WHAT TO WORK ON: What you give back should match the records word for word.

(Element data from apps and pages)

--- START ---

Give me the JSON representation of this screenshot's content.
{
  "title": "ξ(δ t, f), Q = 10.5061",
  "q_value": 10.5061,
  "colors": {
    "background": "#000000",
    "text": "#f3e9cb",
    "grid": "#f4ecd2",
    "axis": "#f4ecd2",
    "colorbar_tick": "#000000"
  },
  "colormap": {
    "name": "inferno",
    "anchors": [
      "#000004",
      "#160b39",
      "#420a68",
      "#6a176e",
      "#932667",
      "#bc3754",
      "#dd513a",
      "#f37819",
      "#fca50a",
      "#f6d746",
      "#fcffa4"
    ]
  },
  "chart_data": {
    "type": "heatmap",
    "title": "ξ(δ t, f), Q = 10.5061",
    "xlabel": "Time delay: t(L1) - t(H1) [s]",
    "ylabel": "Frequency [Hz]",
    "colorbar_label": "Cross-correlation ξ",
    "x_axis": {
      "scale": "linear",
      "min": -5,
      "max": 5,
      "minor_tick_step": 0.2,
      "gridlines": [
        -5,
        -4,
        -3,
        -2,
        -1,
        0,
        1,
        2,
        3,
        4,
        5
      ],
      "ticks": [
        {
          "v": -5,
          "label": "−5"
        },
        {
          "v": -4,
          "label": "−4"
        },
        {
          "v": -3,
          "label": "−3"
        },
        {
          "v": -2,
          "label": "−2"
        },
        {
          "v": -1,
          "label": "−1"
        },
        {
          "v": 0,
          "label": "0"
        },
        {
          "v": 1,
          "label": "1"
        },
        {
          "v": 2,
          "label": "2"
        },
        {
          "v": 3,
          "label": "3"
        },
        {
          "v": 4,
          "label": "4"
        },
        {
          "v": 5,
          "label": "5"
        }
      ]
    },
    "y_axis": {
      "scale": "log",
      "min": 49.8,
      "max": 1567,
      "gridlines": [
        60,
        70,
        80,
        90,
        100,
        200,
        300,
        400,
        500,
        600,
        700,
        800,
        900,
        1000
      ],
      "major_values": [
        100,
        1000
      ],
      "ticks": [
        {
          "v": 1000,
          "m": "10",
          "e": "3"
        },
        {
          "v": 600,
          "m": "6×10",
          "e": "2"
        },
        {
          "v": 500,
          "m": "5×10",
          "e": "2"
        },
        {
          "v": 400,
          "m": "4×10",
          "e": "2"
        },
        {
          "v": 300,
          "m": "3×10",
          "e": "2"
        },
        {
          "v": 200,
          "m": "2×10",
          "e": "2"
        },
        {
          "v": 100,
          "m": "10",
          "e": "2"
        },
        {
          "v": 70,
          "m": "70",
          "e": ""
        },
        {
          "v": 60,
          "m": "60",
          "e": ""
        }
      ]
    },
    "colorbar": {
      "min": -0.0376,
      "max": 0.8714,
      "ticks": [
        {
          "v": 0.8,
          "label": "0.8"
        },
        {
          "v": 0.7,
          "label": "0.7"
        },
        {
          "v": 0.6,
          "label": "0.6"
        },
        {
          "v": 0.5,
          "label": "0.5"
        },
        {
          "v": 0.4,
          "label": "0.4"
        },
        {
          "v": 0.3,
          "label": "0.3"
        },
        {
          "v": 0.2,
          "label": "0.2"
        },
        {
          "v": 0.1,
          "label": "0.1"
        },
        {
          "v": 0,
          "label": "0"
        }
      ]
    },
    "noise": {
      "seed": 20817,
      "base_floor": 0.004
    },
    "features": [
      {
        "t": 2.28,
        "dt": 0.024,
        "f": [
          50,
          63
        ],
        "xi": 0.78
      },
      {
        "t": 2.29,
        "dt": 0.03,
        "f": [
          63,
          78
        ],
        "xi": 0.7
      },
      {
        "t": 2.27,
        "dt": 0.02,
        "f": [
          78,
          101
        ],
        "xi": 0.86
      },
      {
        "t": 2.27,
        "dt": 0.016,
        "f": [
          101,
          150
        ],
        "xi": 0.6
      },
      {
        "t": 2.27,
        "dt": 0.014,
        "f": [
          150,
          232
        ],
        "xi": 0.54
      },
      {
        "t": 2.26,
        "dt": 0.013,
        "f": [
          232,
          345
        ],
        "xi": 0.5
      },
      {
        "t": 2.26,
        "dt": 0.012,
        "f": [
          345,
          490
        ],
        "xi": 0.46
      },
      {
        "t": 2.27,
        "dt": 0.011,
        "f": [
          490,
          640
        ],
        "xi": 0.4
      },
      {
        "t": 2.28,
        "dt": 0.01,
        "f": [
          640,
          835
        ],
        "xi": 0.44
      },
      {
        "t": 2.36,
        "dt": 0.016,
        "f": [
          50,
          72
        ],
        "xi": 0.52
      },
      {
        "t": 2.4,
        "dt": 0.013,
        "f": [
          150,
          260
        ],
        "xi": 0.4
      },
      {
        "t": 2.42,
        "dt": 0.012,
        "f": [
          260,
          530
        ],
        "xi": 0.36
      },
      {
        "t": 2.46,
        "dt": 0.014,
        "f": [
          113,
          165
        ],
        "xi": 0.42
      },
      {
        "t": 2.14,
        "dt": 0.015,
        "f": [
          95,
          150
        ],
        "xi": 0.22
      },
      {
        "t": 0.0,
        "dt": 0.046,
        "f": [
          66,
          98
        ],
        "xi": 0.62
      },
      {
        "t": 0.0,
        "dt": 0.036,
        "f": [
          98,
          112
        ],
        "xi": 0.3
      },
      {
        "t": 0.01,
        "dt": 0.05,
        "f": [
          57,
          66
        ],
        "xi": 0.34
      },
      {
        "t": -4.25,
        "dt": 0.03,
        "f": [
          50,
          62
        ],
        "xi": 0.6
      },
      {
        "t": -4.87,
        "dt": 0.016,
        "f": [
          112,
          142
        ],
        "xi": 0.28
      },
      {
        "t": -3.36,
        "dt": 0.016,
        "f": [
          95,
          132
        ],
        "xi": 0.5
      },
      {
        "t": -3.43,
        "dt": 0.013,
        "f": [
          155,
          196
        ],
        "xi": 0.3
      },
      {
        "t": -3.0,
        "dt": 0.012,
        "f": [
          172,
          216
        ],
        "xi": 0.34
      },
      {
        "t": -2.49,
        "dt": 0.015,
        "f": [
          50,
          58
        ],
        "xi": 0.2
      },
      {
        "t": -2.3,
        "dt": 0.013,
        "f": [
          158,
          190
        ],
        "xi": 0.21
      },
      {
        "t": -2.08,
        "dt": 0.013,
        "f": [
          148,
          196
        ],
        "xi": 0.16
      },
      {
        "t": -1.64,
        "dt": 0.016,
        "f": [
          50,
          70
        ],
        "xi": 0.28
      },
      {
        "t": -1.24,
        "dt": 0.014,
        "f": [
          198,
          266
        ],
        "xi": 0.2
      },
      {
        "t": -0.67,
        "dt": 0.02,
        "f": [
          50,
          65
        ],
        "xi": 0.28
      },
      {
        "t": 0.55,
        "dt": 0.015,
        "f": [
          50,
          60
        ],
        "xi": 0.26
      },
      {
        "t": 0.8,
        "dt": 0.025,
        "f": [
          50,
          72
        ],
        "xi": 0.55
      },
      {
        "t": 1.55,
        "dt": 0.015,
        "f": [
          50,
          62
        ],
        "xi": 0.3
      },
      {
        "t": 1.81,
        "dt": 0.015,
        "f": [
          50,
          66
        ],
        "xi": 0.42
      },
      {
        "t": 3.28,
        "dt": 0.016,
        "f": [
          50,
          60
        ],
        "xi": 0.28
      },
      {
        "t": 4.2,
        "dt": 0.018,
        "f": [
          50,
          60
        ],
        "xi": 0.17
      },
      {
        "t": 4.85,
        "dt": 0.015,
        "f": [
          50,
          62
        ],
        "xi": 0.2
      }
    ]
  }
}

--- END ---

ANSWER SPACE:
Give me the JSON representation of this screenshot's content.
{
  "title": "ξ(δ t, f), Q = 10.5061",
  "q_value": 10.5061,
  "colors": {
    "background": "#000000",
    "text": "#f3e9cb",
    "grid": "#f4ecd2",
    "axis": "#f4ecd2",
    "colorbar_tick": "#000000"
  },
  "colormap": {
    "name": "inferno",
    "anchors": [
      "#000004",
      "#160b39",
      "#420a68",
      "#6a176e",
      "#932667",
      "#bc3754",
      "#dd513a",
      "#f37819",
      "#fca50a",
      "#f6d746",
      "#fcffa4"
    ]
  },
  "chart_data": {
    "type": "heatmap",
    "title": "ξ(δ t, f), Q = 10.5061",
    "xlabel": "Time delay: t(L1) - t(H1) [s]",
    "ylabel": "Frequency [Hz]",
    "colorbar_label": "Cross-correlation ξ",
    "x_axis": {
      "scale": "linear",
      "min": -5,
      "max": 5,
      "minor_tick_step": 0.2,
      "gridlines": [
        -5,
        -4,
        -3,
        -2,
        -1,
        0,
        1,
        2,
        3,
        4,
        5
      ],
      "ticks": [
        {
          "v": -5,
          "label": "−5"
        },
        {
          "v": -4,
          "label": "−4"
        },
        {
          "v": -3,
          "label": "−3"
        },
        {
          "v": -2,
          "label": "−2"
        },
        {
          "v": -1,
          "label": "−1"
        },
        {
          "v": 0,
          "label": "0"
        },
        {
          "v": 1,
          "label": "1"
        },
        {
          "v": 2,
          "label": "2"
        },
        {
          "v": 3,
          "label": "3"
        },
        {
          "v": 4,
          "label": "4"
        },
        {
          "v": 5,
          "label": "5"
        }
      ]
    },
    "y_axis": {
      "scale": "log",
      "min": 49.8,
      "max": 1567,
      "gridlines": [
        60,
        70,
        80,
        90,
        100,
        200,
        300,
        400,
        500,
        600,
        700,
        800,
        900,
        1000
      ],
      "major_values": [
        100,
        1000
      ],
      "ticks": [
        {
          "v": 1000,
          "m": "10",
          "e": "3"
        },
        {
          "v": 600,
          "m": "6×10",
          "e": "2"
        },
        {
          "v": 500,
          "m": "5×10",
          "e": "2"
        },
        {
          "v": 400,
          "m": "4×10",
          "e": "2"
        },
        {
          "v": 300,
          "m": "3×10",
          "e": "2"
        },
        {
          "v": 200,
          "m": "2×10",
          "e": "2"
        },
        {
          "v": 100,
          "m": "10",
          "e": "2"
        },
        {
          "v": 70,
          "m": "70",
          "e": ""
        },
        {
          "v": 60,
          "m": "60",
          "e": ""
        }
      ]
    },
    "colorbar": {
      "min": -0.0376,
      "max": 0.8714,
      "ticks": [
        {
          "v": 0.8,
          "label": "0.8"
        },
        {
          "v": 0.7,
          "label": "0.7"
        },
        {
          "v": 0.6,
          "label": "0.6"
        },
        {
          "v": 0.5,
          "label": "0.5"
        },
        {
          "v": 0.4,
          "label": "0.4"
        },
        {
          "v": 0.3,
          "label": "0.3"
        },
        {
          "v": 0.2,
          "label": "0.2"
        },
        {
          "v": 0.1,
          "label": "0.1"
        },
        {
          "v": 0,
          "label": "0"
        }
      ]
    },
    "noise": {
      "seed": 20817,
      "base_floor": 0.004
    },
    "features": [
      {
        "t": 2.28,
        "dt": 0.024,
        "f": [
          50,
          63
        ],
        "xi": 0.78
      },
      {
        "t": 2.29,
        "dt": 0.03,
        "f": [
          63,
          78
        ],
        "xi": 0.7
      },
      {
        "t": 2.27,
        "dt": 0.02,
        "f": [
          78,
          101
        ],
        "xi": 0.86
      },
      {
        "t": 2.27,
        "dt": 0.016,
        "f": [
          101,
          150
        ],
        "xi": 0.6
      },
      {
        "t": 2.27,
        "dt": 0.014,
        "f": [
          150,
          232
        ],
        "xi": 0.54
      },
      {
        "t": 2.26,
        "dt": 0.013,
        "f": [
          232,
          345
        ],
        "xi": 0.5
      },
      {
        "t": 2.26,
        "dt": 0.012,
        "f": [
          345,
          490
        ],
        "xi": 0.46
      },
      {
        "t": 2.27,
        "dt": 0.011,
        "f": [
          490,
          640
        ],
        "xi": 0.4
      },
      {
        "t": 2.28,
        "dt": 0.01,
        "f": [
          640,
          835
        ],
        "xi": 0.44
      },
      {
        "t": 2.36,
        "dt": 0.016,
        "f": [
          50,
          72
        ],
        "xi": 0.52
      },
      {
        "t": 2.4,
        "dt": 0.013,
        "f": [
          150,
          260
        ],
        "xi": 0.4
      },
      {
        "t": 2.42,
        "dt": 0.012,
        "f": [
          260,
          530
        ],
        "xi": 0.36
      },
      {
        "t": 2.46,
        "dt": 0.014,
        "f": [
          113,
          165
        ],
        "xi": 0.42
      },
      {
        "t": 2.14,
        "dt": 0.015,
        "f": [
          95,
          150
        ],
        "xi": 0.22
      },
      {
        "t": 0.0,
        "dt": 0.046,
        "f": [
          66,
          98
        ],
        "xi": 0.62
      },
      {
        "t": 0.0,
        "dt": 0.036,
        "f": [
          98,
          112
        ],
        "xi": 0.3
      },
      {
        "t": 0.01,
        "dt": 0.05,
        "f": [
          57,
          66
        ],
        "xi": 0.34
      },
      {
        "t": -4.25,
        "dt": 0.03,
        "f": [
          50,
          62
        ],
        "xi": 0.6
      },
      {
        "t": -4.87,
        "dt": 0.016,
        "f": [
          112,
          142
        ],
        "xi": 0.28
      },
      {
        "t": -3.36,
        "dt": 0.016,
        "f": [
          95,
          132
        ],
        "xi": 0.5
      },
      {
        "t": -3.43,
        "dt": 0.013,
        "f": [
          155,
          196
        ],
        "xi": 0.3
      },
      {
        "t": -3.0,
        "dt": 0.012,
        "f": [
          172,
          216
        ],
        "xi": 0.34
      },
      {
        "t": -2.49,
        "dt": 0.015,
        "f": [
          50,
          58
        ],
        "xi": 0.2
      },
      {
        "t": -2.3,
        "dt": 0.013,
        "f": [
          158,
          190
        ],
        "xi": 0.21
      },
      {
        "t": -2.08,
        "dt": 0.013,
        "f": [
          148,
          196
        ],
        "xi": 0.16
      },
      {
        "t": -1.64,
        "dt": 0.016,
        "f": [
          50,
          70
        ],
        "xi": 0.28
      },
      {
        "t": -1.24,
        "dt": 0.014,
        "f": [
          198,
          266
        ],
        "xi": 0.2
      },
      {
        "t": -0.67,
        "dt": 0.02,
        "f": [
          50,
          65
        ],
        "xi": 0.28
      },
      {
        "t": 0.55,
        "dt": 0.015,
        "f": [
          50,
          60
        ],
        "xi": 0.26
      },
      {
        "t": 0.8,
        "dt": 0.025,
        "f": [
          50,
          72
        ],
        "xi": 0.55
      },
      {
        "t": 1.55,
        "dt": 0.015,
        "f": [
          50,
          62
        ],
        "xi": 0.3
      },
      {
        "t": 1.81,
        "dt": 0.015,
        "f": [
          50,
          66
        ],
        "xi": 0.42
      },
      {
        "t": 3.28,
        "dt": 0.016,
        "f": [
          50,
          60
        ],
        "xi": 0.28
      },
      {
        "t": 4.2,
        "dt": 0.018,
        "f": [
          50,
          60
        ],
        "xi": 0.17
      },
      {
        "t": 4.85,
        "dt": 0.015,
        "f": [
          50,
          62
        ],
        "xi": 0.2
      }
    ]
  }
}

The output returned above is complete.